"It is clear that strategies that are already available can be implemented immediately and will have a positive impact on levels of antimicrobial resistance," EFSA Executive Director Bernhard Url, DVM, says in a press release. "At the same time, there is a need for innovative solutions—we need to find alternative ways to prevent and treat bacterial infections in animals."
Jan 24 EMA and EFSA joint scientific opinion
Jan 24 EMA and EFSA press release
Study shows high MDR Staph capitis levels in French NICUs
The multidrug-resistant Staphylococcus capitis clone, NRCS-A, that has been isolated from neonatal intensive care units (NICUs) in 17 countries is plaguing some NICUs in France, according to a research letter in Emerging Infectious Diseases today.
The French team conducted a lab-based retrospective epidemiologic probe of 47 of the country's 57 NICUs to estimate NRCS-A prevalence. The researchers found that only 4 NICUs were completely free of the bacterium. Of the 43 affected NICUs, NRCS-A strains accounted for up to 46% of cases of positive blood cultures from newborns, with a median of 13%.
The authors conclude that these data and other global data "unquestionably demonstrate the unusual worldwide endemicity of the multidrug-resistant NRCS-A clone in NICUs. In addition, the epidemiologic data from France highlight the propensity of NRCS-A to invade and settle in most NICUs on a national scale.
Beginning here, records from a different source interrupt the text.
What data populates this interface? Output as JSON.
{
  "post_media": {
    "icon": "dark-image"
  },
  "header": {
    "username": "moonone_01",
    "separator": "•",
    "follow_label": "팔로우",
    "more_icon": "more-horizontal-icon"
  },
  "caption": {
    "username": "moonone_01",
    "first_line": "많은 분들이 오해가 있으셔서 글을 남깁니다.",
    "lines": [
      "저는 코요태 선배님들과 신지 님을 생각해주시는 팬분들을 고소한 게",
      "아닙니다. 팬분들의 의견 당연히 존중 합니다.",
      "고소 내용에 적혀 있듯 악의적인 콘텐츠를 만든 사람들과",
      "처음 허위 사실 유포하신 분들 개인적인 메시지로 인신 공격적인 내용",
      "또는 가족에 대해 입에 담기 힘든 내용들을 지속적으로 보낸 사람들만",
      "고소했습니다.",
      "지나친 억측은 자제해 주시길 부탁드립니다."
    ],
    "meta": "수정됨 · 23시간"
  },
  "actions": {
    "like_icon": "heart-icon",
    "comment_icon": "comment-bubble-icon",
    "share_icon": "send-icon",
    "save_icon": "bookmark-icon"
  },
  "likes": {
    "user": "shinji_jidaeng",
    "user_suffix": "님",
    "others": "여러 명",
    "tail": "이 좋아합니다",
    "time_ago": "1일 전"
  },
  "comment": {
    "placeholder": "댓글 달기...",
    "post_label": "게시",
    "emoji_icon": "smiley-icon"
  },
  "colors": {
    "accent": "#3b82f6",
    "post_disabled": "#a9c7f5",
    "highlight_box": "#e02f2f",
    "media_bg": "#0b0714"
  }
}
"Once endemic in a NICU, NRCS-A strains expose infected neonates to a risk of therapeutic failure because treatment of neonatal sepsis involving methicillin-resistant coagulase-negative staphylococci is usually based on vancomycin and aminoglycosides, to which NRCS-A isolates are not susceptible."
Jan 26 Emerg Infect Dis research letter